  • Fund a Health Savings Account. You’ll get triple tax benefits with an HSA: a deduction for the contribution, tax-deferred growth and tax-free distributions assuming you use the money for health-related expenses in retirement.
  • If you are eligible to contribute to a Roth IRA, fund that next. You can contribute up to $6,000 in 2021 for Roth and/or traditional IRAs ($7,000 if age 50 or older).
  • Make sure you are saving in a taxable account outside of your retirement plans. You need to build a cushion for emergencies and you want to build up those assets for greater flexibility. Keep a balance between retirement savings and savings in taxable accounts.
  • If you are trying to juggle education funding and retirement savings, and your kids are still relatively young, take advantage of tax-free growth on contributions to a 529 College Savings Plan. And you might get a state tax deduction for contributions.
  • Fully fund your company retirement plans. If you have the cash flow, max out on your contributions. You can contribute $19,500 in 2021 ($26,000 if age 50 or older). You’ll gain the advantage of tax-deferred or tax-exempt savings.
  • If you aren’t eligible to contribute to a Roth IRA and you’ve fully funded your company retirement plans, you can still make non-deductible traditional IRA contributions. You won’t get a current tax deduction, but your contributions will grow tax-deferred. You will pay a penalty if you take money out of traditional IRAs before age 59 ½.
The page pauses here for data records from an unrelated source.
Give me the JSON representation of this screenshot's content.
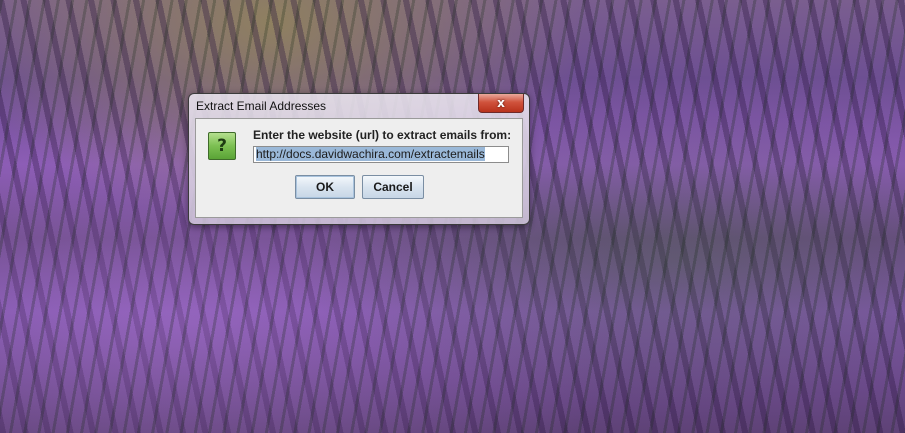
{
  "dialog": {
    "title": "Extract Email Addresses",
    "close_icon_glyph": "x",
    "icon": "question-icon",
    "icon_glyph": "?",
    "prompt": "Enter the website (url) to extract emails from:",
    "url_value": "http://docs.davidwachira.com/extractemails",
    "ok_label": "OK",
    "cancel_label": "Cancel"
  },
  "colors": {
    "icon_green": "#7cbf52",
    "close_red": "#d0533d",
    "selection": "#9ab8d8"
  }
}
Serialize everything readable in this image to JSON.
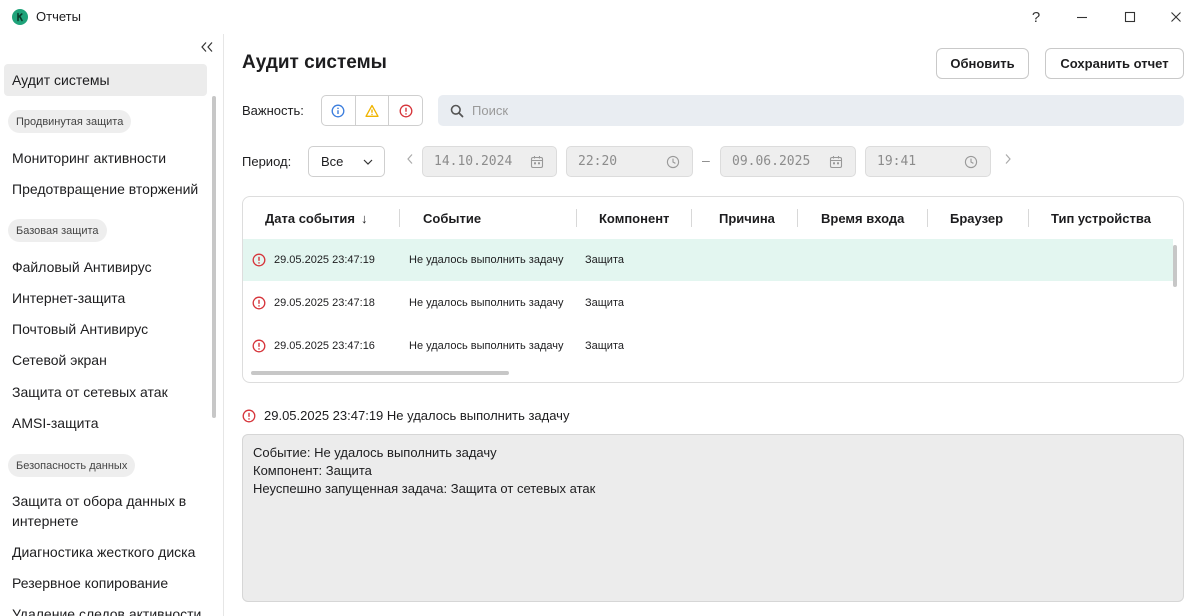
{
  "window": {
    "title": "Отчеты",
    "help_label": "?",
    "minimize_icon": "minimize-icon",
    "maximize_icon": "maximize-icon",
    "close_icon": "close-icon"
  },
  "sidebar": {
    "active_item": "Аудит системы",
    "groups": [
      {
        "label": "Продвинутая защита",
        "items": [
          "Мониторинг активности",
          "Предотвращение вторжений"
        ]
      },
      {
        "label": "Базовая защита",
        "items": [
          "Файловый Антивирус",
          "Интернет-защита",
          "Почтовый Антивирус",
          "Сетевой экран",
          "Защита от сетевых атак",
          "AMSI-защита"
        ]
      },
      {
        "label": "Безопасность данных",
        "items": [
          "Защита от обора данных в интернете",
          "Диагностика жесткого диска",
          "Резервное копирование",
          "Удаление следов активности"
        ]
      }
    ]
  },
  "main": {
    "title": "Аудит системы",
    "refresh_label": "Обновить",
    "save_report_label": "Сохранить отчет",
    "severity_label": "Важность:",
    "search_placeholder": "Поиск",
    "period_label": "Период:",
    "period_value": "Все",
    "date_from": "14.10.2024",
    "time_from": "22:20",
    "date_to": "09.06.2025",
    "time_to": "19:41",
    "range_dash": "–"
  },
  "table": {
    "columns": [
      "Дата события",
      "Событие",
      "Компонент",
      "Причина",
      "Время входа",
      "Браузер",
      "Тип устройства"
    ],
    "sort_arrow": "↓",
    "rows": [
      {
        "date": "29.05.2025 23:47:19",
        "event": "Не удалось выполнить задачу",
        "component": "Защита",
        "severity": "error",
        "selected": true
      },
      {
        "date": "29.05.2025 23:47:18",
        "event": "Не удалось выполнить задачу",
        "component": "Защита",
        "severity": "error",
        "selected": false
      },
      {
        "date": "29.05.2025 23:47:16",
        "event": "Не удалось выполнить задачу",
        "component": "Защита",
        "severity": "error",
        "selected": false
      }
    ]
  },
  "detail": {
    "header": "29.05.2025 23:47:19 Не удалось выполнить задачу",
    "lines": [
      "Событие: Не удалось выполнить задачу",
      "Компонент: Защита",
      "Неуспешно запущенная задача: Защита от сетевых атак"
    ]
  },
  "colors": {
    "brand": "#1fa37a",
    "selected_row": "#e3f6f0",
    "info": "#3b7ddd",
    "warning": "#f0b400",
    "error": "#d6343a"
  }
}
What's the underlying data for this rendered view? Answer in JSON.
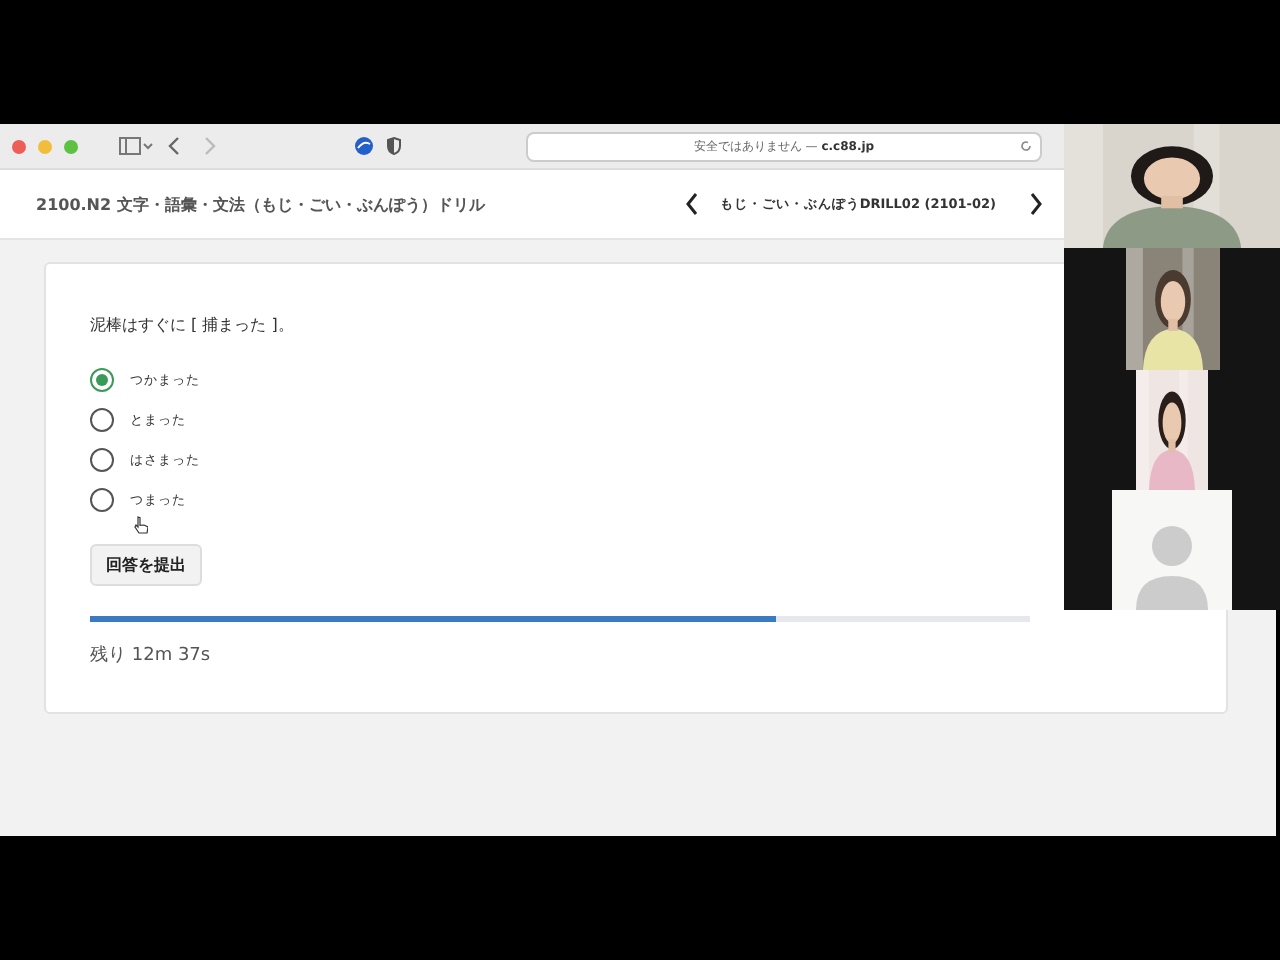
{
  "browser": {
    "address": "安全ではありません — **c.c88.jp**"
  },
  "header": {
    "title": "2100.N2 文字・語彙・文法（もじ・ごい・ぶんぽう）ドリル",
    "lesson": "もじ・ごい・ぶんぽうDRILL02 (2101-02)"
  },
  "quiz": {
    "question": "泥棒はすぐに [ 捕まった ]。",
    "options": [
      {
        "label": "つかまった",
        "selected": true
      },
      {
        "label": "とまった",
        "selected": false
      },
      {
        "label": "はさまった",
        "selected": false
      },
      {
        "label": "つまった",
        "selected": false
      }
    ],
    "submit": "回答を提出",
    "progress": {
      "level": 0.73
    },
    "remaining": "残り 12m 37s"
  },
  "video_tiles": [
    {
      "kind": "picture"
    },
    {
      "kind": "picture"
    },
    {
      "kind": "picture"
    },
    {
      "kind": "avatar"
    }
  ]
}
And if you’re thinking about tax, investing and legacy planning, let’s focus on the early years of retirement—before you have to start taking required minimum distributions. Then you may be able to do “tax bracket planning.” You can combine strategies of taking capital gains when your income is lower with starting to pull money OUT of your retirement accounts so that you take advantage of paying tax at lower brackets. That can help reduce required minimum distributions after age 72.

The Second Half of 2021

You know what? I have a tendency to ramble on sometimes. And this article is long enough already. So I’m going to leave you with this today and come back to you a little later with ideas for the second half of the year. But just to give you an idea of what I’m thinking about….

Third Quarter: Stretching Out after Lockdown

  • Home Inventory/Insurance Review
  • Reassessing Travel, Leisure
  • Year-End Checklist

Fourth Quarter: Feeling Grateful

  • Thinking about Giving
  • Reviewing Spending and Healthcare Costs
  • Reviewing Goals

Excerpts from this article are from my upcoming series of books Dreams of WealthTM. You’ll find them at Amazon as soon as I can finish things up. I’ll be doing that while we continue to live with hope for healing and to reflect on what comes next. Best wishes for a happier and healthier 2021.

Copyright ©2021 Stevens Visionary Strategies LLC. All rights reserved. No part of this publication may be reproduced, distributed, or transmitted in any form or by any means without the prior written consent of the owner except as expressly permitted by U.S. copyright law.

Disclosures
The information presented here is not specific to any individual’s personal circumstances. To the extent that this material concerns tax matters, it is not intended or written to be used, and cannot be used, by a taxpayer for the purpose of avoiding penalties that may be imposed by law. Each taxpayer should seek independent advice from a tax professional based on his or her individual circumstances. These materials are provided for general information and educational purposes based upon publicly available information from sources believed to be reliable—we cannot assure the accuracy or completeness of these materials. The information in these materials may change at any time and without notice.